──────── SOURCE DATA ────────

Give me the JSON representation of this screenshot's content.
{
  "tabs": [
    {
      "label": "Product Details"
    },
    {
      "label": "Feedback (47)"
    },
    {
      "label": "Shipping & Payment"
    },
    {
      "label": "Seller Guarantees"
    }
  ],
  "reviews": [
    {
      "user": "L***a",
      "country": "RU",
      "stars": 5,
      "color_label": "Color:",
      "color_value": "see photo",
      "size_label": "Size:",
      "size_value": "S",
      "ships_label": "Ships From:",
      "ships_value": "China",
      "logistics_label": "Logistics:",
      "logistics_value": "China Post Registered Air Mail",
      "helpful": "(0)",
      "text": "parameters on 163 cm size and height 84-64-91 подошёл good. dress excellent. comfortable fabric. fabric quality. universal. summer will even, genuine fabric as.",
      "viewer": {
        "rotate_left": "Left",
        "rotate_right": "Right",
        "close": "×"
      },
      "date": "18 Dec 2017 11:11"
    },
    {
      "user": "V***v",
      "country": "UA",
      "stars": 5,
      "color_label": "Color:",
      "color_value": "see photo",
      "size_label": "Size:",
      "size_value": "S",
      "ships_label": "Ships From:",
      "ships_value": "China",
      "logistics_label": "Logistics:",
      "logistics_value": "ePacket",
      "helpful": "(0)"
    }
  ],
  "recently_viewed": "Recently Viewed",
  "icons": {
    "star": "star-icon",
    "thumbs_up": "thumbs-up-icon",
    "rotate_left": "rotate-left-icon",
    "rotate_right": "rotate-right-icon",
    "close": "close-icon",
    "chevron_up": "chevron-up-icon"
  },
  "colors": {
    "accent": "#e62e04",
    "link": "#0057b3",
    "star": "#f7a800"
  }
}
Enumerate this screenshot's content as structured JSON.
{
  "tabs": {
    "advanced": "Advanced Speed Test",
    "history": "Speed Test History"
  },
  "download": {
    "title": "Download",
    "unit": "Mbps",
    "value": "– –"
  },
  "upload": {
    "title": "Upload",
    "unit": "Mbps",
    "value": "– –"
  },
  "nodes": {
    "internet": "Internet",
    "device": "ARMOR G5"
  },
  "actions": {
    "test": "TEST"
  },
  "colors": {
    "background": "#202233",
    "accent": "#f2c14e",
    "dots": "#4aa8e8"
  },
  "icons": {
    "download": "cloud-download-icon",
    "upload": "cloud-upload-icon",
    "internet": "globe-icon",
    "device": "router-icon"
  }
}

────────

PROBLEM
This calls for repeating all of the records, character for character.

ANSWER TO THE PROBLEM
Give me the JSON representation of this screenshot's content.
{
  "tabs": [
    {
      "label": "Product Details"
    },
    {
      "label": "Feedback (47)"
    },
    {
      "label": "Shipping & Payment"
    },
    {
      "label": "Seller Guarantees"
    }
  ],
  "reviews": [
    {
      "user": "L***a",
      "country": "RU",
      "stars": 5,
      "color_label": "Color:",
      "color_value": "see photo",
      "size_label": "Size:",
      "size_value": "S",
      "ships_label": "Ships From:",
      "ships_value": "China",
      "logistics_label": "Logistics:",
      "logistics_value": "China Post Registered Air Mail",
      "helpful": "(0)",
      "text": "parameters on 163 cm size and height 84-64-91 подошёл good. dress excellent. comfortable fabric. fabric quality. universal. summer will even, genuine fabric as.",
      "viewer": {
        "rotate_left": "Left",
        "rotate_right": "Right",
        "close": "×"
      },
      "date": "18 Dec 2017 11:11"
    },
    {
      "user": "V***v",
      "country": "UA",
      "stars": 5,
      "color_label": "Color:",
      "color_value": "see photo",
      "size_label": "Size:",
      "size_value": "S",
      "ships_label": "Ships From:",
      "ships_value": "China",
      "logistics_label": "Logistics:",
      "logistics_value": "ePacket",
      "helpful": "(0)"
    }
  ],
  "recently_viewed": "Recently Viewed",
  "icons": {
    "star": "star-icon",
    "thumbs_up": "thumbs-up-icon",
    "rotate_left": "rotate-left-icon",
    "rotate_right": "rotate-right-icon",
    "close": "close-icon",
    "chevron_up": "chevron-up-icon"
  },
  "colors": {
    "accent": "#e62e04",
    "link": "#0057b3",
    "star": "#f7a800"
  }
}
Enumerate this screenshot's content as structured JSON.
{
  "tabs": {
    "advanced": "Advanced Speed Test",
    "history": "Speed Test History"
  },
  "download": {
    "title": "Download",
    "unit": "Mbps",
    "value": "– –"
  },
  "upload": {
    "title": "Upload",
    "unit": "Mbps",
    "value": "– –"
  },
  "nodes": {
    "internet": "Internet",
    "device": "ARMOR G5"
  },
  "actions": {
    "test": "TEST"
  },
  "colors": {
    "background": "#202233",
    "accent": "#f2c14e",
    "dots": "#4aa8e8"
  },
  "icons": {
    "download": "cloud-download-icon",
    "upload": "cloud-upload-icon",
    "internet": "globe-icon",
    "device": "router-icon"
  }
}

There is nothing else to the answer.